The Impact of Trauma-Induced PTSD on Veterans
What Is Post-Traumatic Stress Disorder (PTSD)?
Post-Traumatic Stress Disorder (PTSD) is a mental health condition triggered by witnessing an adverse event. Symptoms may include flashbacks, nightmares, and severe anxiety, as well as uncontrollable thoughts about the event.
We at Bergen New Bridge Medical Center are proud to provide mental health services for our veterans. We address the unique challenges a veteran may face while keeping the treatment confidential in a therapeutic setting.
What Do Veterans Suffer from Most Often?
War veterans and active-duty members frequently suffer from post-traumatic stress symptoms, substance abuse, depression, and thoughts of suicide. Anyone can develop PTSD at any age. This includes war veterans, children, and people who have been through a physical or sexual assault, abuse, accident, disaster, or other serious events. Due to the current climate, many people have been affected adversely by the COVID-19 pandemic. As a result, many are experiencing symptoms of trauma, including frontline workers, first responders, and families who directly and indirectly faced tragedy and stress.
According to the National Center for PTSD, about 7 or 8 out of every 100 people will experience PTSD at some point in their lives. Women are more likely to develop PTSD than men, and genetic predisposition may make some people more likely to develop PTSD than others.
Our goal is to address veteran health concerns
through various interventions.
Attending physicians collaborate with the client for medication adherence and achieving the patient’s planned therapeutic outcome.
The client meets with a therapist on a one-on-one basis for personalized sessions while developing self-awareness, using various treatment techniques, such as breathing and relaxation techniques, as well as addressing feelings of grief and loss.
Eye Movement Desensitization and Reprocessing is a psychotherapeutic treatment to assist in integrating traumatic memory with new information.
Sessions involve one or more therapists working with small groups to assist with developing interpersonal and communication skills, de-escalation techniques, and stress reduction.
Seeking Safety is a treatment manual for PTSD and substance abuse, which is used in both group and individual counseling.
Addiction is a complex disease affecting brain function and behavior. REBT, CBT, 12-Step Facilitation, and medication-assisted treatment (MAT) are used to help the client build a solid foundation in recovery.
How to Get Help?

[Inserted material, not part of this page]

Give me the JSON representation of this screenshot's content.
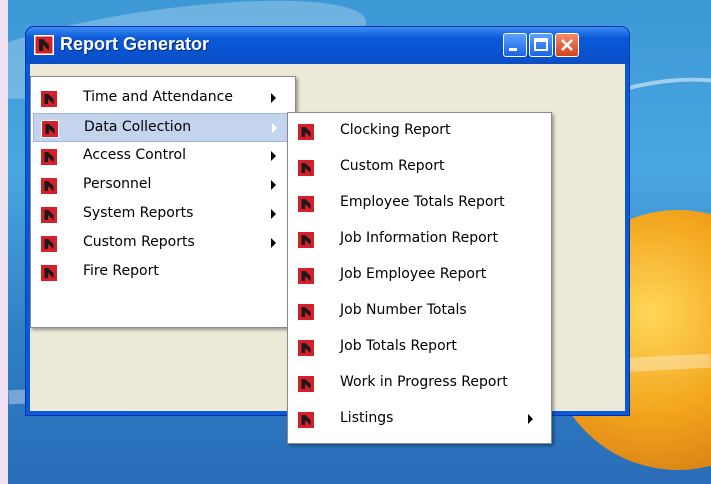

Numbers to call.
If in crisis, call 911 or 201.262.4357 (HELP)
Bergen New Bridge Medical Center Access Center
National Suicide Prevention Hotline
Veterans Suicide Prevention Hotline